Psychologically money wrecks havoc on our society because of all its symbolic meanings.  Power is the main ingredient that is brewing in the cauldron, because many believe that power can be bought.  When they believe that this power is achieved their self-esteem skyrockets with it.  Also, the repetition of thinking  will lead to believing, and these people may be attracted to the opposite sex easier because of the obvious changes--slick hair, new threads, and a roll of money.  How can a strong emotional bond between two individuals form when someone is madly in love-- with money.
The evolution of money is outstanding, but what it stands for is irritating.  The value that was put on labor has diminished, leaving ways to increasing status, having sexual valor, feeling powerful,  feeding self-esteems, filling emotional voids, and creeping into debt.  Now there is one question left to pose: When will we stop gazing into the wilderness to find only a tree? 

Works Cited

Aristotle, “Politics”, in The Works of Aristotle, 1267.  Trans. W.D. Ross, Oxford: Clarendon Press, 1921.

Bonafoux, Pascal.  Van Gogh, Passionate Eye.  New York: Abrams Inc.

Boundy, Donna. When Money is the Drug.  New York: Harper Collins, 1993.

Jamison, Kay Redfield. “Manic-Depressive Illness and Creativity.”  Scientific American. Feb.      1995: 62-67.

Nietzsche, Freidrich. Beyond Good &Evil: Prelude to a Philosophy of the Future. Trans.  Walter     Kaufmann. New York: Random House, 1966.

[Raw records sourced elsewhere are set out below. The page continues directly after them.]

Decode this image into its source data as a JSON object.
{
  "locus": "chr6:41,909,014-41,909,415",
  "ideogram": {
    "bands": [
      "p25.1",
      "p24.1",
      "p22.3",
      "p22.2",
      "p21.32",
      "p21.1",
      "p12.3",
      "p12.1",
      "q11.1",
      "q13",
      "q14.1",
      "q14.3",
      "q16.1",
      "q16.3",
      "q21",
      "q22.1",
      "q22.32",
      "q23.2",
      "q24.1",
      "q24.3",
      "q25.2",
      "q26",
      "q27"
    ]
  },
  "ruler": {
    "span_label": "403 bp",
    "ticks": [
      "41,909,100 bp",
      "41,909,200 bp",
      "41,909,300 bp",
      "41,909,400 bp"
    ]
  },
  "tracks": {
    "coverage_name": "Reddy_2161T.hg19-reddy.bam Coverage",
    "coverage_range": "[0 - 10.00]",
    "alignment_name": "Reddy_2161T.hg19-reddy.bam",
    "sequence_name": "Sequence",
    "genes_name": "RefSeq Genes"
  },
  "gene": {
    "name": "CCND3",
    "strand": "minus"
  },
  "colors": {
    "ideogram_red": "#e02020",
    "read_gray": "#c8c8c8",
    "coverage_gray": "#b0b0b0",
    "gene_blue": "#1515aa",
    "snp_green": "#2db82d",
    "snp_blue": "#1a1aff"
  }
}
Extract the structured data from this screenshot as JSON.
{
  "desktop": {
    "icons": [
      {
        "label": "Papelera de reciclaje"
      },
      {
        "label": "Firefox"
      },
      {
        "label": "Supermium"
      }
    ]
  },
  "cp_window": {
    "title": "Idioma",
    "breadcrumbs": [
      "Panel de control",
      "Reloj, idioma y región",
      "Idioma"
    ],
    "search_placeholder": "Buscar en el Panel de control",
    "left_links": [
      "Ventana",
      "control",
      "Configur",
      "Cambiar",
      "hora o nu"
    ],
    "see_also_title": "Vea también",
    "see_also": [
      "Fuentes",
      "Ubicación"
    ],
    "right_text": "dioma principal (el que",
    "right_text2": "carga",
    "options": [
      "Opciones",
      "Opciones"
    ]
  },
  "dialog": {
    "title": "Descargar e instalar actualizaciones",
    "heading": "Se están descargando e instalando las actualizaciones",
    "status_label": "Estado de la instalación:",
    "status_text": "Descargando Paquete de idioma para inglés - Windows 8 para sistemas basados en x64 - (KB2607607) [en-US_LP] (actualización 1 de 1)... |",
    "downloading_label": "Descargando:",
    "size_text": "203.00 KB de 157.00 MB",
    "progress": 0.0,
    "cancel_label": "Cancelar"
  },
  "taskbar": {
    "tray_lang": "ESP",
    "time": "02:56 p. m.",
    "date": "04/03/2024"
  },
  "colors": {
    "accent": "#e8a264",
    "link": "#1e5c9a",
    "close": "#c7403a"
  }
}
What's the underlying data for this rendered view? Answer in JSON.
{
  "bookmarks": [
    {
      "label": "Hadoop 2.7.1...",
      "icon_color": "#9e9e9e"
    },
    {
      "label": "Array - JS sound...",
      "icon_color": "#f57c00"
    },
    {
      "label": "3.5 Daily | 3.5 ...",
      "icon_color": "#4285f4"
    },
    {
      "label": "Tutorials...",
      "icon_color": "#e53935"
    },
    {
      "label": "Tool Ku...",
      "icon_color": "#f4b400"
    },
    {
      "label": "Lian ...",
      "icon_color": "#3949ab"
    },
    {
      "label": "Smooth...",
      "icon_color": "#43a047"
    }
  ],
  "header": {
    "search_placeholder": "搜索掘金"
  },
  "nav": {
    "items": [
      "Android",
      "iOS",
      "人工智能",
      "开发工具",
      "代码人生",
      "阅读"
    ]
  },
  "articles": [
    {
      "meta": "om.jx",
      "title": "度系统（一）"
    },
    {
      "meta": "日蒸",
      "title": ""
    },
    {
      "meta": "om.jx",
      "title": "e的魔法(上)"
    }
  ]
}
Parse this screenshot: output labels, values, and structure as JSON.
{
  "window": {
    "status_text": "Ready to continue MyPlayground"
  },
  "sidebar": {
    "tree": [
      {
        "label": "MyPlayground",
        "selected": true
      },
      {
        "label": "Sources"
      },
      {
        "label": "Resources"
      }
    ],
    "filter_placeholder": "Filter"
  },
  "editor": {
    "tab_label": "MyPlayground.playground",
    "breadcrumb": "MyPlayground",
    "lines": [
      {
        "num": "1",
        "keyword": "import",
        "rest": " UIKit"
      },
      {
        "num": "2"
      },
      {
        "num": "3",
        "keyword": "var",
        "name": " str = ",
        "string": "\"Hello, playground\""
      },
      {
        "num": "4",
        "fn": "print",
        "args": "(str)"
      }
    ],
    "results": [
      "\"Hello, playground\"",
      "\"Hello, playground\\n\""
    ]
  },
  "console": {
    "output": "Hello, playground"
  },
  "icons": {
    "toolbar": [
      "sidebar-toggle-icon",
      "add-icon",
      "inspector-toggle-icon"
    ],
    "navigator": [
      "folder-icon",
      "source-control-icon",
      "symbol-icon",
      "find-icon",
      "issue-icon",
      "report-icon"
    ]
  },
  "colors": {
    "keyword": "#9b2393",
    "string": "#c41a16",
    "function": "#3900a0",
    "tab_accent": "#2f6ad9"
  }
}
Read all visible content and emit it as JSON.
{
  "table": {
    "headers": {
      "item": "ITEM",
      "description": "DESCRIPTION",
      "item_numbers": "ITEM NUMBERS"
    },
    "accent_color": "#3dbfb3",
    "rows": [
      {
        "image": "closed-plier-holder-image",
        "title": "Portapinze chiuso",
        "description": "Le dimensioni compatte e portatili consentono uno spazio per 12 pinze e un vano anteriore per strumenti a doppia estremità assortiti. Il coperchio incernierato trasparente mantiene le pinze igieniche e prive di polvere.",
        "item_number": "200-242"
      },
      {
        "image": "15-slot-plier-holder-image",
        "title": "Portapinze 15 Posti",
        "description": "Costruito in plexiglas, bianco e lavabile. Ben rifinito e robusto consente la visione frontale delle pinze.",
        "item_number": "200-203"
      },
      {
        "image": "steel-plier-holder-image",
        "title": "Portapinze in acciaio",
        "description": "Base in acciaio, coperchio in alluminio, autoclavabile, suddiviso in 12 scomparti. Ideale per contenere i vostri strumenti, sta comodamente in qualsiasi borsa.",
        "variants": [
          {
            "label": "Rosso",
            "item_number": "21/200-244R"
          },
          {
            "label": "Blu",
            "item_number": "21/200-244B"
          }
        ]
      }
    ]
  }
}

Schott, John W., and Jean S. Arbeiter. “Emotional Investments.” Psychology Today. Jan-Feb.      1998: 56.